Drumod Ireland. The mission: A card for the wedding couple. Hire car. Breezing down in the morning. Breezed into Dublin a day earlier. Now. A thrill. Yaris. Small and light. Moves easily. A quiet stretch. No cameras. But commonsense should prevail. Judge your distance, stay close to the white intermittent markings on the centre of the road. The nearest cash point is four miles away I’m told and no, can’t pay with a card for purchases less than 12 euros 50 cents. This I was told earlier by the shop lady, busying with papers and assortments, behind the till, in the only shop about for miles, dressed in green and black. She’s not regretful. Custom is assured in this shop, no cash point in Drumod not withstanding.
The night before was spent meeting the bride’s family, lovely house of white and black facade, lush green lawn, freshly tarmaced drive way. A pre-wedding party, party snacks, cold and hot meals, laughter, giggles, tiredness kicks in, then we retire. To a pub close by, double room above, late night drinks, last drinks, Guinness of course, we’re in Ireland afterall. No whimsy visit to the Guinness factory as suggested by a passenger on the short flight here but Guinness, cold and Irish, sipped slow, should do.
Back to the mission, off I went, I’d kill some time on the road, four miles, she’d said, not 9 kilometres, guess she knew I was not a local. Still thirty minutes, to and fro in all by my guesstimate, to return, just in time to ready for church, bells, priest, bridal train, bride.
A beautiful morning for a drive. Its clearing up nicely, the uncle to the groom said of the weather later, after a night and early morning of some downpour. I smiled and nodded in agreement.
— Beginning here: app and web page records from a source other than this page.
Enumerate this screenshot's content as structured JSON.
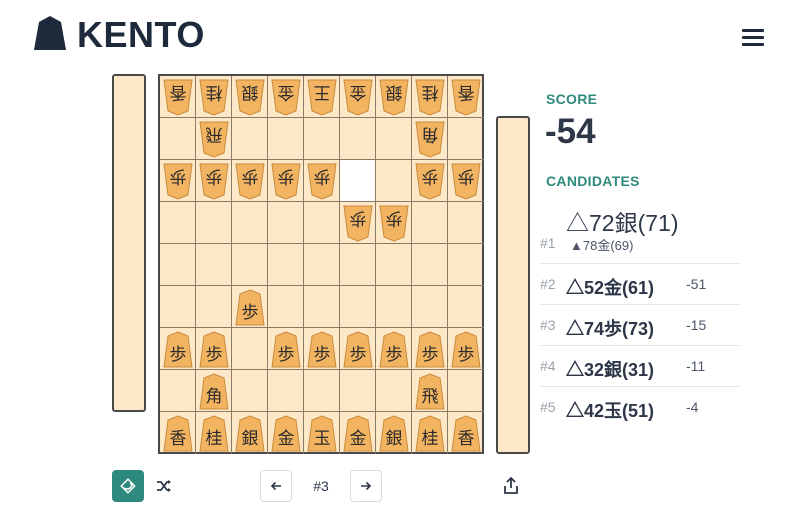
{
  "header": {
    "brand": "KENTO",
    "logo_icon": "shogi-piece-logo-icon",
    "menu_icon": "hamburger-menu-icon"
  },
  "board": {
    "files": 9,
    "ranks": 9,
    "highlight": [
      {
        "file": 4,
        "rank": 3
      }
    ],
    "pieces": [
      {
        "file": 9,
        "rank": 1,
        "char": "香",
        "owner": "gote"
      },
      {
        "file": 8,
        "rank": 1,
        "char": "桂",
        "owner": "gote"
      },
      {
        "file": 7,
        "rank": 1,
        "char": "銀",
        "owner": "gote"
      },
      {
        "file": 6,
        "rank": 1,
        "char": "金",
        "owner": "gote"
      },
      {
        "file": 5,
        "rank": 1,
        "char": "王",
        "owner": "gote"
      },
      {
        "file": 4,
        "rank": 1,
        "char": "金",
        "owner": "gote"
      },
      {
        "file": 3,
        "rank": 1,
        "char": "銀",
        "owner": "gote"
      },
      {
        "file": 2,
        "rank": 1,
        "char": "桂",
        "owner": "gote"
      },
      {
        "file": 1,
        "rank": 1,
        "char": "香",
        "owner": "gote"
      },
      {
        "file": 8,
        "rank": 2,
        "char": "飛",
        "owner": "gote"
      },
      {
        "file": 2,
        "rank": 2,
        "char": "角",
        "owner": "gote"
      },
      {
        "file": 9,
        "rank": 3,
        "char": "歩",
        "owner": "gote"
      },
      {
        "file": 8,
        "rank": 3,
        "char": "歩",
        "owner": "gote"
      },
      {
        "file": 7,
        "rank": 3,
        "char": "歩",
        "owner": "gote"
      },
      {
        "file": 6,
        "rank": 3,
        "char": "歩",
        "owner": "gote"
      },
      {
        "file": 5,
        "rank": 3,
        "char": "歩",
        "owner": "gote"
      },
      {
        "file": 2,
        "rank": 3,
        "char": "歩",
        "owner": "gote"
      },
      {
        "file": 1,
        "rank": 3,
        "char": "歩",
        "owner": "gote"
      },
      {
        "file": 4,
        "rank": 4,
        "char": "歩",
        "owner": "gote"
      },
      {
        "file": 3,
        "rank": 4,
        "char": "歩",
        "owner": "gote"
      },
      {
        "file": 7,
        "rank": 6,
        "char": "歩",
        "owner": "sente"
      },
      {
        "file": 9,
        "rank": 7,
        "char": "歩",
        "owner": "sente"
      },
      {
        "file": 8,
        "rank": 7,
        "char": "歩",
        "owner": "sente"
      },
      {
        "file": 6,
        "rank": 7,
        "char": "歩",
        "owner": "sente"
      },
      {
        "file": 5,
        "rank": 7,
        "char": "歩",
        "owner": "sente"
      },
      {
        "file": 4,
        "rank": 7,
        "char": "歩",
        "owner": "sente"
      },
      {
        "file": 3,
        "rank": 7,
        "char": "歩",
        "owner": "sente"
      },
      {
        "file": 2,
        "rank": 7,
        "char": "歩",
        "owner": "sente"
      },
      {
        "file": 1,
        "rank": 7,
        "char": "歩",
        "owner": "sente"
      },
      {
        "file": 8,
        "rank": 8,
        "char": "角",
        "owner": "sente"
      },
      {
        "file": 2,
        "rank": 8,
        "char": "飛",
        "owner": "sente"
      },
      {
        "file": 9,
        "rank": 9,
        "char": "香",
        "owner": "sente"
      },
      {
        "file": 8,
        "rank": 9,
        "char": "桂",
        "owner": "sente"
      },
      {
        "file": 7,
        "rank": 9,
        "char": "銀",
        "owner": "sente"
      },
      {
        "file": 6,
        "rank": 9,
        "char": "金",
        "owner": "sente"
      },
      {
        "file": 5,
        "rank": 9,
        "char": "玉",
        "owner": "sente"
      },
      {
        "file": 4,
        "rank": 9,
        "char": "金",
        "owner": "sente"
      },
      {
        "file": 3,
        "rank": 9,
        "char": "銀",
        "owner": "sente"
      },
      {
        "file": 2,
        "rank": 9,
        "char": "桂",
        "owner": "sente"
      },
      {
        "file": 1,
        "rank": 9,
        "char": "香",
        "owner": "sente"
      }
    ]
  },
  "analysis": {
    "score_label": "SCORE",
    "score": "-54",
    "candidates_label": "CANDIDATES",
    "candidates": [
      {
        "rank": "#1",
        "move": "△72銀(71)",
        "value": "",
        "pv": "▲78金(69)"
      },
      {
        "rank": "#2",
        "move": "△52金(61)",
        "value": "-51",
        "pv": ""
      },
      {
        "rank": "#3",
        "move": "△74歩(73)",
        "value": "-15",
        "pv": ""
      },
      {
        "rank": "#4",
        "move": "△32銀(31)",
        "value": "-11",
        "pv": ""
      },
      {
        "rank": "#5",
        "move": "△42玉(51)",
        "value": "-4",
        "pv": ""
      }
    ]
  },
  "controls": {
    "flip_icon": "flip-board-icon",
    "shuffle_icon": "shuffle-icon",
    "prev_icon": "arrow-left-icon",
    "next_icon": "arrow-right-icon",
    "share_icon": "share-icon",
    "move_number": "#3"
  },
  "colors": {
    "accent": "#2f8a7e",
    "board": "#fde9c8",
    "piece": "#f3b462",
    "grid": "#8a7a66"
  }
}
This drive to Mohil, quiet road, side road islands, cows and horses, a lot of green, sparse beautiful houses, large and colourful, the Irish build their own, they build, beautifully. It’s not a frightful road, even with its sharp bends, T junctions and mangled rodents, I’ve rode worse, yet it is new to me, and my senses are alert. I’m eagle eyed. I remember the shop lady, four miles away she said, the locals must make this same journey, without much thought so I drop the encroaching fear, quickly enough, with this new reminder.
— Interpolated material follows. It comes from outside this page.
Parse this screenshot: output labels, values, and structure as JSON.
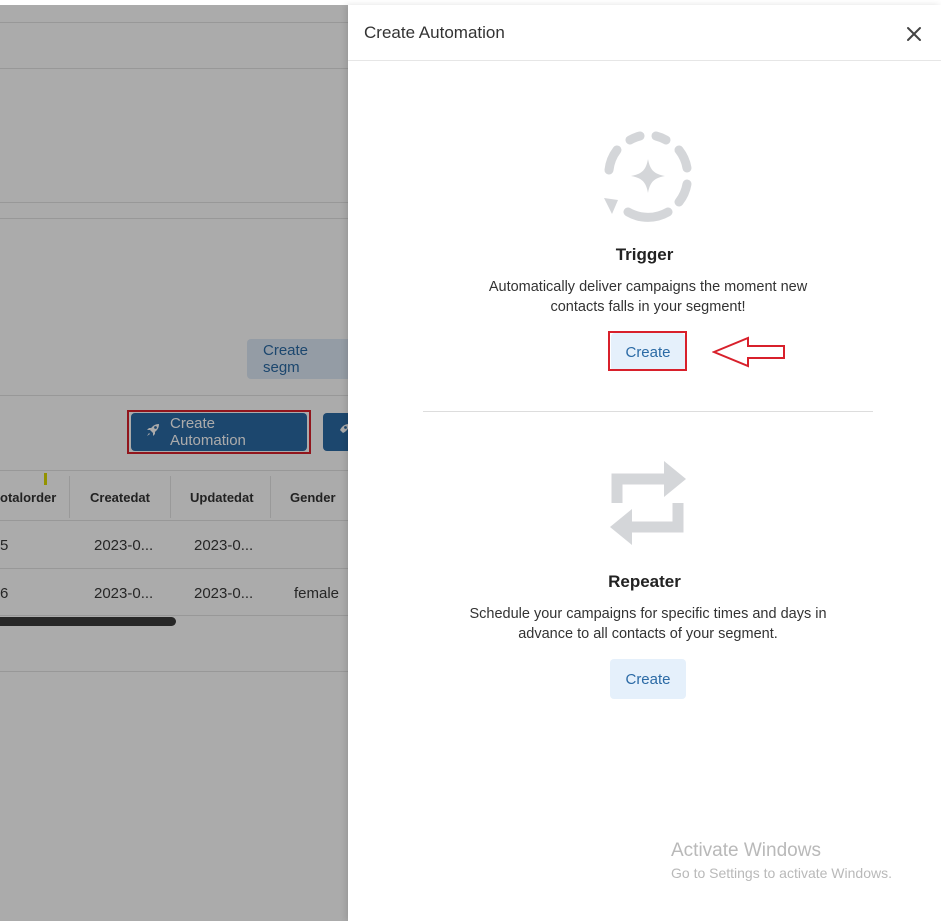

There is a sense of homeliness about this place. A sense of simplicity. You get the sense that there are returnees here. Young and old. Some would have spent time in foreign lands but had now returned home, as quiet as it is here, as blissful as it is. This was home. There are no ‘I’s here. Just ‘we’s. Just family. Neighbours. Even those were like family. They would attend this wedding too. All were invited. One of their own was getting married. It’s a party. A time to celebrate. In the good old Irish way.
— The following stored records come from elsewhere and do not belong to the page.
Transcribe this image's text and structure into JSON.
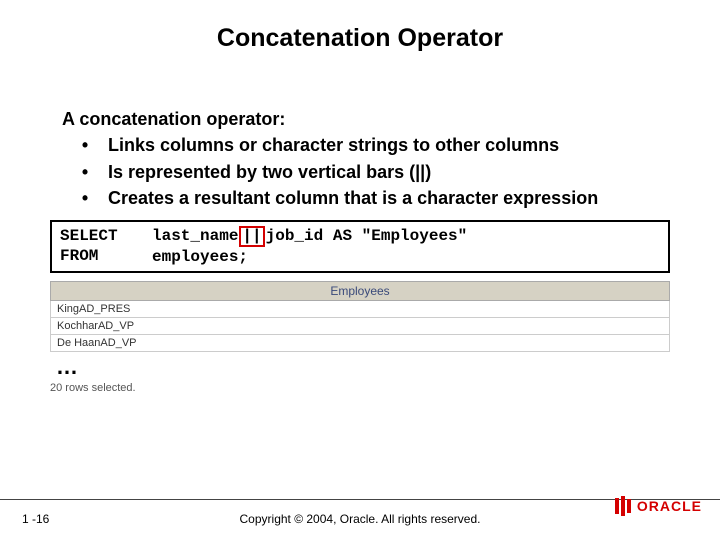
{
  "title": "Concatenation Operator",
  "lead": "A concatenation operator:",
  "bullets": [
    "Links columns or character strings to other columns",
    "Is represented by two vertical bars (||)",
    "Creates a resultant column that is a character expression"
  ],
  "code": {
    "kw1": "SELECT",
    "kw2": "FROM",
    "expr_pre": "last_name",
    "expr_op": "||",
    "expr_post": "job_id AS \"Employees\"",
    "from": "employees;"
  },
  "result": {
    "header": "Employees",
    "rows": [
      "KingAD_PRES",
      "KochharAD_VP",
      "De HaanAD_VP"
    ],
    "ellipsis": "…",
    "rowcount": "20 rows selected."
  },
  "footer": {
    "pagenum": "1 -16",
    "copyright": "Copyright © 2004, Oracle. All rights reserved.",
    "logo_text": "ORACLE"
  }
}
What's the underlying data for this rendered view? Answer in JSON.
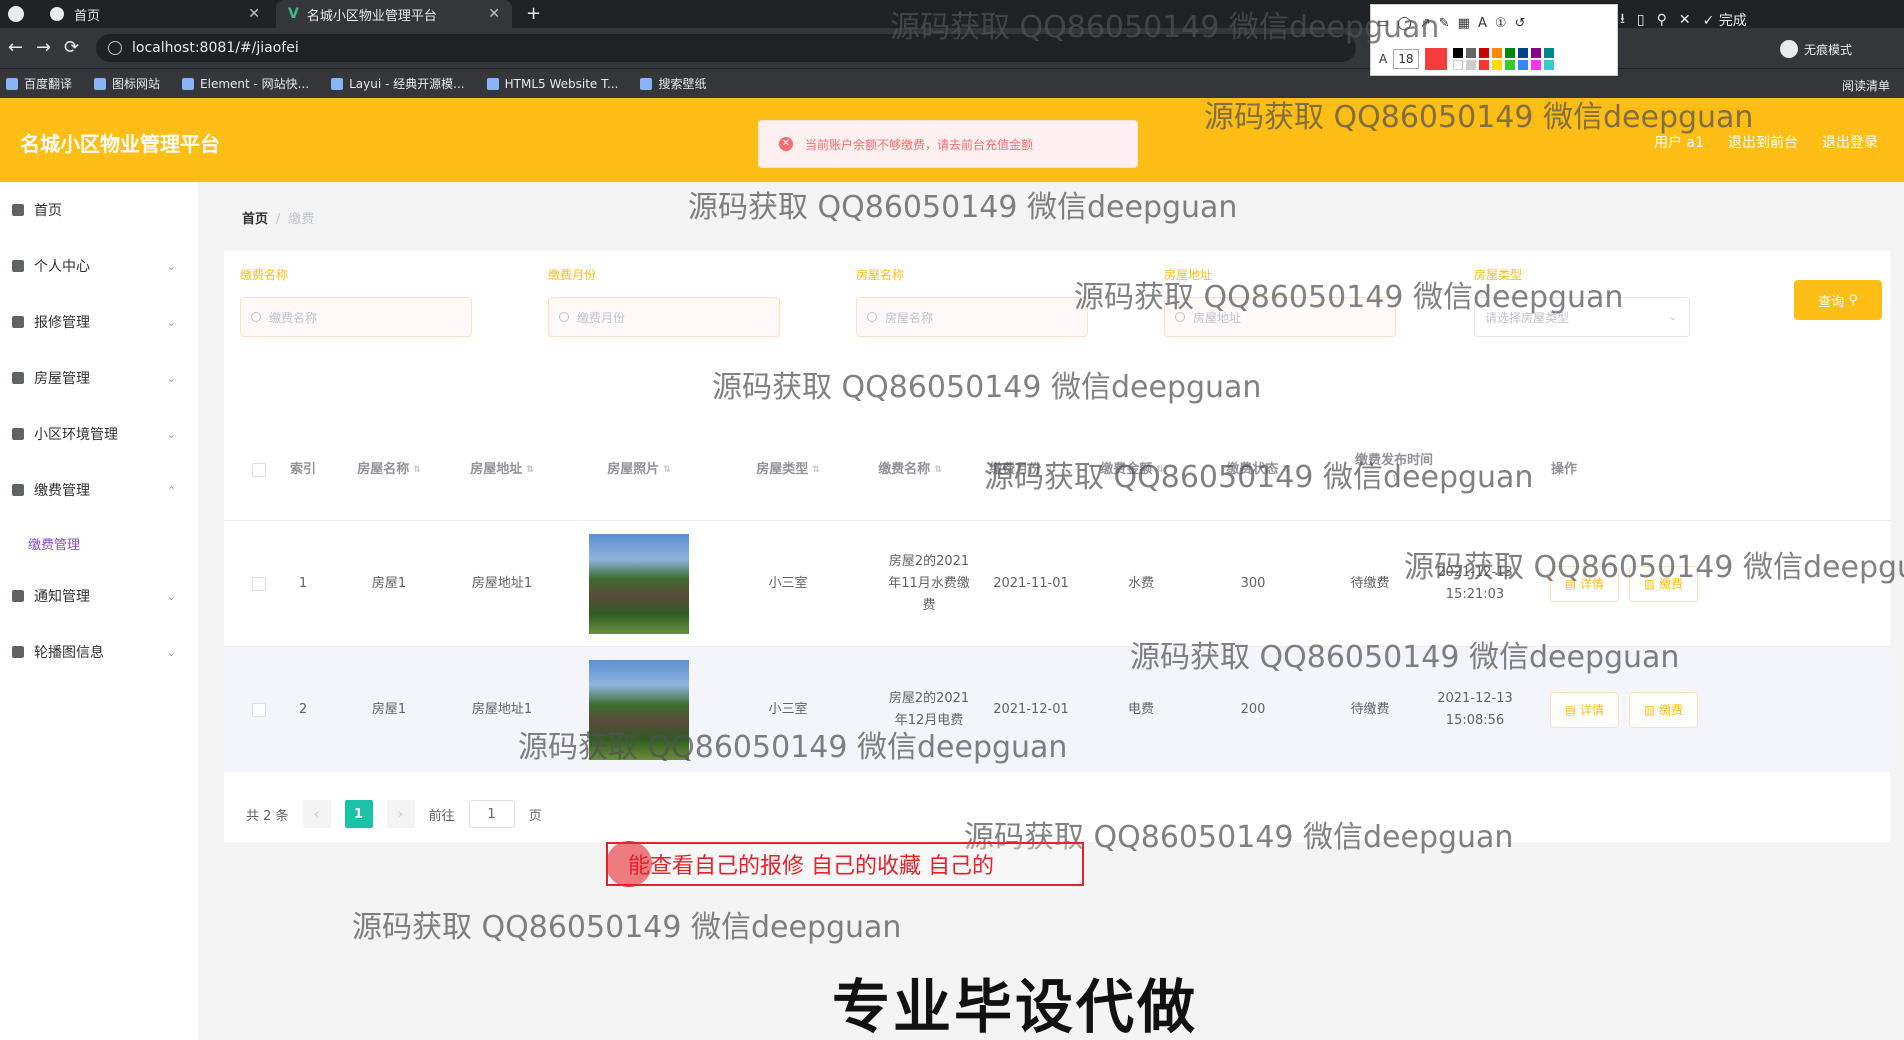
{
  "browser": {
    "tabs": [
      {
        "title": "首页"
      },
      {
        "title": "名城小区物业管理平台"
      }
    ],
    "url": "localhost:8081/#/jiaofei",
    "incognito": "无痕模式",
    "bookmarks": [
      "百度翻译",
      "图标网站",
      "Element - 网站快...",
      "Layui - 经典开源模...",
      "HTML5 Website T...",
      "搜索壁纸"
    ],
    "reading_list": "阅读清单",
    "annot_font_size": "18",
    "annot_done": "完成"
  },
  "header": {
    "title": "名城小区物业管理平台",
    "links": [
      "用户 a1",
      "退出到前台",
      "退出登录"
    ],
    "toast": "当前账户余额不够缴费，请去前台充值金额"
  },
  "sidebar": {
    "items": [
      {
        "label": "首页",
        "chevron": ""
      },
      {
        "label": "个人中心",
        "chevron": "⌄"
      },
      {
        "label": "报修管理",
        "chevron": "⌄"
      },
      {
        "label": "房屋管理",
        "chevron": "⌄"
      },
      {
        "label": "小区环境管理",
        "chevron": "⌄"
      },
      {
        "label": "缴费管理",
        "chevron": "⌃"
      },
      {
        "label": "通知管理",
        "chevron": "⌄"
      },
      {
        "label": "轮播图信息",
        "chevron": "⌄"
      }
    ],
    "sub_item": "缴费管理"
  },
  "breadcrumb": {
    "home": "首页",
    "current": "缴费"
  },
  "search": {
    "fields": [
      {
        "label": "缴费名称",
        "placeholder": "缴费名称"
      },
      {
        "label": "缴费月份",
        "placeholder": "缴费月份"
      },
      {
        "label": "房屋名称",
        "placeholder": "房屋名称"
      },
      {
        "label": "房屋地址",
        "placeholder": "房屋地址"
      }
    ],
    "type_label": "房屋类型",
    "type_placeholder": "请选择房屋类型",
    "query_button": "查询"
  },
  "table": {
    "headers": [
      "索引",
      "房屋名称",
      "房屋地址",
      "房屋照片",
      "房屋类型",
      "缴费名称",
      "缴费月份",
      "缴费金额",
      "缴费状态",
      "缴费发布时间",
      "操作"
    ],
    "rows": [
      {
        "index": "1",
        "house_name": "房屋1",
        "address": "房屋地址1",
        "type": "小三室",
        "fee_name": "房屋2的2021年11月水费缴费",
        "month": "2021-11-01",
        "fee_type": "水费",
        "amount": "300",
        "status": "待缴费",
        "time": "2021-12-13 15:21:03"
      },
      {
        "index": "2",
        "house_name": "房屋1",
        "address": "房屋地址1",
        "type": "小三室",
        "fee_name": "房屋2的2021年12月电费",
        "month": "2021-12-01",
        "fee_type": "电费",
        "amount": "200",
        "status": "待缴费",
        "time": "2021-12-13 15:08:56"
      }
    ],
    "detail_button": "详情",
    "pay_button": "缴费"
  },
  "pagination": {
    "total": "共 2 条",
    "current": "1",
    "goto": "前往",
    "page_value": "1",
    "page_unit": "页"
  },
  "overlay": {
    "watermark": "源码获取 QQ86050149 微信deepguan",
    "annotation": "能查看自己的报修 自己的收藏 自己的",
    "caption": "专业毕设代做"
  }
}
Mohil is quaint. There is a Bank of Ireland next to Paul’s Newsagent I’m told at the pharmacy shop lit in dazzling florescent, pharmacists in clinical white overalls. Up the hill. The Yaris, still parked outside. So I walk up. The air is fresh. I breathe it in headily before cashing the euros. Then pick up the card at Paul’s before returning to the Yaris where I write a small message on matt in black ink.
On the road back, a hiker, hails. This isn’t London I remind myself. In this part of the world, strangers were no strangers, but people who live amongst others and from time to time need ferrying a few yards away.
I bring Yaris to a halt. I’m going further down he said as he jumps in. Nice car he says. It’s a hire car I reply, though I’m not so sure why. Take the compliment perhaps. It is a nice dainty car after all.
Yards later, he drops off. God bless you he says. I remind myself again, this is Ireland. Beautiful Ireland.